EXERCISE
Your reply should be the following data, copied exactly.

SOURCE RECORDS
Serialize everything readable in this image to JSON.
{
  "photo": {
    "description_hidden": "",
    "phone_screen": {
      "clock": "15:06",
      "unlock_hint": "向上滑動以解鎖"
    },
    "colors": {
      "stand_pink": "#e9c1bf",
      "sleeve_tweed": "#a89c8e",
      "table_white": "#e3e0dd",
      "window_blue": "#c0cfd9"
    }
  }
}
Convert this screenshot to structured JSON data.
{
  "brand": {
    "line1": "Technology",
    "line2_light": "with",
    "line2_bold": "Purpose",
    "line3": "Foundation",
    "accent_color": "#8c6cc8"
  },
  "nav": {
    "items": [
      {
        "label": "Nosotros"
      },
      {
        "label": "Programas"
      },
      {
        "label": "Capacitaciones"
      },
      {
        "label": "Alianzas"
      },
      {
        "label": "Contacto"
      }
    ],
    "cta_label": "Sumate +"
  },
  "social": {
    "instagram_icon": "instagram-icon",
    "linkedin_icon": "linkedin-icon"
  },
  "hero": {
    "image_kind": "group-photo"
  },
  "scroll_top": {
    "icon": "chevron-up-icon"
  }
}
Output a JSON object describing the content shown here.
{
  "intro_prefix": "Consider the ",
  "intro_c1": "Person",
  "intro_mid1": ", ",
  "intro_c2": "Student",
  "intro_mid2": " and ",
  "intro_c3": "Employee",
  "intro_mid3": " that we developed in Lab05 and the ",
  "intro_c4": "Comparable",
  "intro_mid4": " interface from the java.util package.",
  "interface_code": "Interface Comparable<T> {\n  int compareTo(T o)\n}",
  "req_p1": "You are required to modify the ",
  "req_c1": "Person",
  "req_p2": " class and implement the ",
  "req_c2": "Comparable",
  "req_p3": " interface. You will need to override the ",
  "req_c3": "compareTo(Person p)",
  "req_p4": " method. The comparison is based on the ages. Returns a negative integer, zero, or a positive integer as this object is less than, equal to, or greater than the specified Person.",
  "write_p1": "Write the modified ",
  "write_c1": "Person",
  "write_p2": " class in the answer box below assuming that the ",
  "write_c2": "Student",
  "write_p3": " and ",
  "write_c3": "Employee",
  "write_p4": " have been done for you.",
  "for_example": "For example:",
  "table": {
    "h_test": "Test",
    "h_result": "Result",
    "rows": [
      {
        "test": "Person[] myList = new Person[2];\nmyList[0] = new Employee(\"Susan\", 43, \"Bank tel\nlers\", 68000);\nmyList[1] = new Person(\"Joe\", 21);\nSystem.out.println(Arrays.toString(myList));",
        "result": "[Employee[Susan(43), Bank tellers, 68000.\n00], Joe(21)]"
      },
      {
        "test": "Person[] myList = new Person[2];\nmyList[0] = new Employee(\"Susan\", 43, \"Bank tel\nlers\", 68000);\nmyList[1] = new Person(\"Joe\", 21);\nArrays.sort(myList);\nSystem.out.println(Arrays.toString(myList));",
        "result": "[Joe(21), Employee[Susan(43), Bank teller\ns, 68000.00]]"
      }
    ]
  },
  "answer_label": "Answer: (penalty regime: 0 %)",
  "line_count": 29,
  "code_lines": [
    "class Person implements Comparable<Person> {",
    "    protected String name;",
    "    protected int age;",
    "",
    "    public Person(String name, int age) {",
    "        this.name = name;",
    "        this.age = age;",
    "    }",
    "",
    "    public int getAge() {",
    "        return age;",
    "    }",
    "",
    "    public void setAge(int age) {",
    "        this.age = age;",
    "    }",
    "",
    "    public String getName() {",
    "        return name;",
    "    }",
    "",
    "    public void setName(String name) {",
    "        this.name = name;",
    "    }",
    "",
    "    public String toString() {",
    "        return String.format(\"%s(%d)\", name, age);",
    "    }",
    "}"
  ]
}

OUTPUT FOR THIS TASK
Serialize everything readable in this image to JSON.
{
  "photo": {
    "description_hidden": "",
    "phone_screen": {
      "clock": "15:06",
      "unlock_hint": "向上滑動以解鎖"
    },
    "colors": {
      "stand_pink": "#e9c1bf",
      "sleeve_tweed": "#a89c8e",
      "table_white": "#e3e0dd",
      "window_blue": "#c0cfd9"
    }
  }
}
Convert this screenshot to structured JSON data.
{
  "brand": {
    "line1": "Technology",
    "line2_light": "with",
    "line2_bold": "Purpose",
    "line3": "Foundation",
    "accent_color": "#8c6cc8"
  },
  "nav": {
    "items": [
      {
        "label": "Nosotros"
      },
      {
        "label": "Programas"
      },
      {
        "label": "Capacitaciones"
      },
      {
        "label": "Alianzas"
      },
      {
        "label": "Contacto"
      }
    ],
    "cta_label": "Sumate +"
  },
  "social": {
    "instagram_icon": "instagram-icon",
    "linkedin_icon": "linkedin-icon"
  },
  "hero": {
    "image_kind": "group-photo"
  },
  "scroll_top": {
    "icon": "chevron-up-icon"
  }
}
Output a JSON object describing the content shown here.
{
  "intro_prefix": "Consider the ",
  "intro_c1": "Person",
  "intro_mid1": ", ",
  "intro_c2": "Student",
  "intro_mid2": " and ",
  "intro_c3": "Employee",
  "intro_mid3": " that we developed in Lab05 and the ",
  "intro_c4": "Comparable",
  "intro_mid4": " interface from the java.util package.",
  "interface_code": "Interface Comparable<T> {\n  int compareTo(T o)\n}",
  "req_p1": "You are required to modify the ",
  "req_c1": "Person",
  "req_p2": " class and implement the ",
  "req_c2": "Comparable",
  "req_p3": " interface. You will need to override the ",
  "req_c3": "compareTo(Person p)",
  "req_p4": " method. The comparison is based on the ages. Returns a negative integer, zero, or a positive integer as this object is less than, equal to, or greater than the specified Person.",
  "write_p1": "Write the modified ",
  "write_c1": "Person",
  "write_p2": " class in the answer box below assuming that the ",
  "write_c2": "Student",
  "write_p3": " and ",
  "write_c3": "Employee",
  "write_p4": " have been done for you.",
  "for_example": "For example:",
  "table": {
    "h_test": "Test",
    "h_result": "Result",
    "rows": [
      {
        "test": "Person[] myList = new Person[2];\nmyList[0] = new Employee(\"Susan\", 43, \"Bank tel\nlers\", 68000);\nmyList[1] = new Person(\"Joe\", 21);\nSystem.out.println(Arrays.toString(myList));",
        "result": "[Employee[Susan(43), Bank tellers, 68000.\n00], Joe(21)]"
      },
      {
        "test": "Person[] myList = new Person[2];\nmyList[0] = new Employee(\"Susan\", 43, \"Bank tel\nlers\", 68000);\nmyList[1] = new Person(\"Joe\", 21);\nArrays.sort(myList);\nSystem.out.println(Arrays.toString(myList));",
        "result": "[Joe(21), Employee[Susan(43), Bank teller\ns, 68000.00]]"
      }
    ]
  },
  "answer_label": "Answer: (penalty regime: 0 %)",
  "line_count": 29,
  "code_lines": [
    "class Person implements Comparable<Person> {",
    "    protected String name;",
    "    protected int age;",
    "",
    "    public Person(String name, int age) {",
    "        this.name = name;",
    "        this.age = age;",
    "    }",
    "",
    "    public int getAge() {",
    "        return age;",
    "    }",
    "",
    "    public void setAge(int age) {",
    "        this.age = age;",
    "    }",
    "",
    "    public String getName() {",
    "        return name;",
    "    }",
    "",
    "    public void setName(String name) {",
    "        this.name = name;",
    "    }",
    "",
    "    public String toString() {",
    "        return String.format(\"%s(%d)\", name, age);",
    "    }",
    "}"
  ]
}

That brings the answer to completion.